  • I won’t be able to pass A- to him during the day. That means we should have leftovers or a quick meal ready for lunch, so I don’t have to try to cook something with A- underfoot. If there’s laundry to fold, we should probably take it upstairs the night before. A- will become more independent over time, so I’ll be able to do more and more things.
  • W- will need work lunches,too. We’ll free up some space in our chest freezer and go back to preparing individual portions. It might be good to prepare most of the week’s food as well, so that dinner is easier.
  • I might have to take A- to her medical appointments by myself. We can meet the cardiologist at North York instead of Scarborough. Going to the Sick Kids Hospital is a bit harder by myself (bringing gear, going to the bathroom, comforting A- when she needs to be sedated for an exam), so we might save W-‘s days off for that, or I can tough it out. We survived long-haul flights, and we can deal with this too.
  • W- can’t easily rescue us if we get sick or need a lift when we’re out and about, but that’s why I have a transportation budget. If necessary, I can call a cab. It probably needs to be a public taxi so that I can carry A- without a car seat – I’m not sure Uber qualifies for that exception.
  • We’ll keep nights flexible so that W- can work if he wants to or hang out with A- if he wants to. He can play with her while I do the evening routines. I’ll let W- decompress from work and settle in before passing her over.
  • I’ll try to get groceries and do other errands in the afternoon so that we can free up evening time. It’ll also be good to take A- to centres for socialization.
  • Weekends will be mostly the same as now, I think: laundry, cooking, cleanup, errands, play, and a bit of hobby time.
  • Many people find it difficult and isolating to go without adult conversation or external validation for long stretches. Based on my experience with hermit mode and with my 5-year experiment, I’ll probably be okay. Writing is a good opportunity to string words together and think about stuff, and I can do that during A-‘s nursing sessions and naps. My blog, my journal, consulting, and the Emacs community help with validation and a sense of accomplishment.
  • I have my own savings and I contribute to the household, so I don’t feel financially dependent. I can even invest for the long term.
  • It’s also good to make sure W- and I stay in sync even if we’re moving in different worlds. Cooking is an obvious touchpoint. Keeping up with tech helps me relate to his stories and interests, and observing A- will probably give me plenty of stories to share. I can use some of my late-night discretionary time to play video games with him, and I can read about woodworking and other DIY pursuits. Duplo would be good to explore, too – we can have fun with the build of the day. If I pay close attention, the minutiae of everyday life is actually quite fascinating, and I can share what I learn.
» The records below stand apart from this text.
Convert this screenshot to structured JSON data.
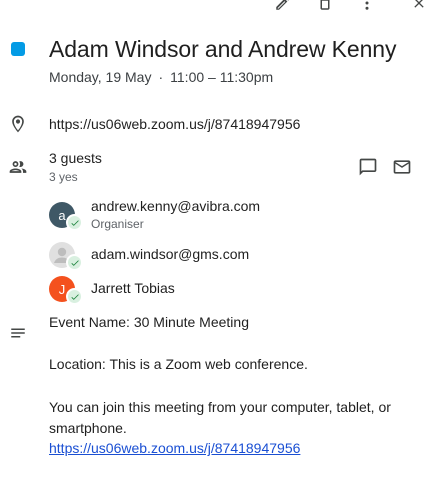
{
  "toolbar": {
    "edit_icon": "pencil-icon",
    "delete_icon": "trash-icon",
    "more_icon": "more-vert-icon",
    "close_icon": "close-icon"
  },
  "event": {
    "color": "#039be5",
    "title": "Adam Windsor and Andrew Kenny",
    "date": "Monday, 19 May",
    "separator": "·",
    "time": "11:00 – 11:30pm"
  },
  "location": {
    "icon": "location-pin-icon",
    "text": "https://us06web.zoom.us/j/87418947956"
  },
  "guests": {
    "icon": "people-icon",
    "count_label": "3 guests",
    "summary": "3 yes",
    "chat_icon": "chat-icon",
    "email_icon": "mail-icon",
    "list": [
      {
        "name": "andrew.kenny@avibra.com",
        "role": "Organiser",
        "initial": "a",
        "avatar_color": "#3f5866"
      },
      {
        "name": "adam.windsor@gms.com",
        "role": "",
        "initial": "",
        "avatar_color": "#e0e0e0"
      },
      {
        "name": "Jarrett Tobias",
        "role": "",
        "initial": "J",
        "avatar_color": "#f4511e"
      }
    ]
  },
  "description": {
    "icon": "notes-icon",
    "event_name": "Event Name: 30 Minute Meeting",
    "location_line": "Location: This is a Zoom web conference.",
    "join_text": "You can join this meeting from your computer, tablet, or smartphone.",
    "link": "https://us06web.zoom.us/j/87418947956"
  }
}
The next shift after this will probably be when A- starts walking around. I might need to keep a closer eye on her to make sure she doesn’t get into too much trouble, and we might also modify our routines so that she gets lots of practice. As she learns how to ask questions, we’ll add more field trips, too.

Okay. Let’s do this!